(Data items)
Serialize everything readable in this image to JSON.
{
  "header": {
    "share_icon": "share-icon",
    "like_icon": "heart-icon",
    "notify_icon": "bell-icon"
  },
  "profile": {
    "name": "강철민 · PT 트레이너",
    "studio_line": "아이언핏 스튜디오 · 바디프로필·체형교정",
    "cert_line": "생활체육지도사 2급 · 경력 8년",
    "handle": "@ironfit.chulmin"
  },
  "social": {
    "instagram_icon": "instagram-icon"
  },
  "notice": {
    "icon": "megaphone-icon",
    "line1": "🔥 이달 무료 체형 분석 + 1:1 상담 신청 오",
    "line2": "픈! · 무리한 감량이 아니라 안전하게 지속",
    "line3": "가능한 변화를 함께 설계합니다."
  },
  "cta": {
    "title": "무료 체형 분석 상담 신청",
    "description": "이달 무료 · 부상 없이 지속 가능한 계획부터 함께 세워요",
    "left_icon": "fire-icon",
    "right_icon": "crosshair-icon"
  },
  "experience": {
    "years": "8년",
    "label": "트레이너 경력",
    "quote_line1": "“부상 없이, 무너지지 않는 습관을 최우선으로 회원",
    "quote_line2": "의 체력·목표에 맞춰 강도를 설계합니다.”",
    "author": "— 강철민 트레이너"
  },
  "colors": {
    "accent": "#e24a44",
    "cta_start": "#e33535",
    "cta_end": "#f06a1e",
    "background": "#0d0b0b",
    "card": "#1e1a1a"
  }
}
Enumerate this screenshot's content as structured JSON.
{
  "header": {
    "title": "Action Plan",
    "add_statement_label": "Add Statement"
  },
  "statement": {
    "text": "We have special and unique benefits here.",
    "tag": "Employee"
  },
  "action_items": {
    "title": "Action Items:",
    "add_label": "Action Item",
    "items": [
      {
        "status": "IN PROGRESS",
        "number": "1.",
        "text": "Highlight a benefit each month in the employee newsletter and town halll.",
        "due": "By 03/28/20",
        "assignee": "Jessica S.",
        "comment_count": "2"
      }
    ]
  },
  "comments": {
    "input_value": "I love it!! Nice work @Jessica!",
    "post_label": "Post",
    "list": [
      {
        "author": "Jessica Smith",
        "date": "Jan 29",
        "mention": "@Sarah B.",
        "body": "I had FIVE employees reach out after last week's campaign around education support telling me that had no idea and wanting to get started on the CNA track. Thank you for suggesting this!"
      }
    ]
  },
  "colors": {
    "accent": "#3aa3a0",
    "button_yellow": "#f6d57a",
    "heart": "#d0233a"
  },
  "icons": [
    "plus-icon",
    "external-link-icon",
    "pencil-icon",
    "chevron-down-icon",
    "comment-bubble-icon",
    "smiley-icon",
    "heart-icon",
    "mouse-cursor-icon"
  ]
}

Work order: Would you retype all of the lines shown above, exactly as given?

Expected answer:
Serialize everything readable in this image to JSON.
{
  "header": {
    "share_icon": "share-icon",
    "like_icon": "heart-icon",
    "notify_icon": "bell-icon"
  },
  "profile": {
    "name": "강철민 · PT 트레이너",
    "studio_line": "아이언핏 스튜디오 · 바디프로필·체형교정",
    "cert_line": "생활체육지도사 2급 · 경력 8년",
    "handle": "@ironfit.chulmin"
  },
  "social": {
    "instagram_icon": "instagram-icon"
  },
  "notice": {
    "icon": "megaphone-icon",
    "line1": "🔥 이달 무료 체형 분석 + 1:1 상담 신청 오",
    "line2": "픈! · 무리한 감량이 아니라 안전하게 지속",
    "line3": "가능한 변화를 함께 설계합니다."
  },
  "cta": {
    "title": "무료 체형 분석 상담 신청",
    "description": "이달 무료 · 부상 없이 지속 가능한 계획부터 함께 세워요",
    "left_icon": "fire-icon",
    "right_icon": "crosshair-icon"
  },
  "experience": {
    "years": "8년",
    "label": "트레이너 경력",
    "quote_line1": "“부상 없이, 무너지지 않는 습관을 최우선으로 회원",
    "quote_line2": "의 체력·목표에 맞춰 강도를 설계합니다.”",
    "author": "— 강철민 트레이너"
  },
  "colors": {
    "accent": "#e24a44",
    "cta_start": "#e33535",
    "cta_end": "#f06a1e",
    "background": "#0d0b0b",
    "card": "#1e1a1a"
  }
}
Enumerate this screenshot's content as structured JSON.
{
  "header": {
    "title": "Action Plan",
    "add_statement_label": "Add Statement"
  },
  "statement": {
    "text": "We have special and unique benefits here.",
    "tag": "Employee"
  },
  "action_items": {
    "title": "Action Items:",
    "add_label": "Action Item",
    "items": [
      {
        "status": "IN PROGRESS",
        "number": "1.",
        "text": "Highlight a benefit each month in the employee newsletter and town halll.",
        "due": "By 03/28/20",
        "assignee": "Jessica S.",
        "comment_count": "2"
      }
    ]
  },
  "comments": {
    "input_value": "I love it!! Nice work @Jessica!",
    "post_label": "Post",
    "list": [
      {
        "author": "Jessica Smith",
        "date": "Jan 29",
        "mention": "@Sarah B.",
        "body": "I had FIVE employees reach out after last week's campaign around education support telling me that had no idea and wanting to get started on the CNA track. Thank you for suggesting this!"
      }
    ]
  },
  "colors": {
    "accent": "#3aa3a0",
    "button_yellow": "#f6d57a",
    "heart": "#d0233a"
  },
  "icons": [
    "plus-icon",
    "external-link-icon",
    "pencil-icon",
    "chevron-down-icon",
    "comment-bubble-icon",
    "smiley-icon",
    "heart-icon",
    "mouse-cursor-icon"
  ]
}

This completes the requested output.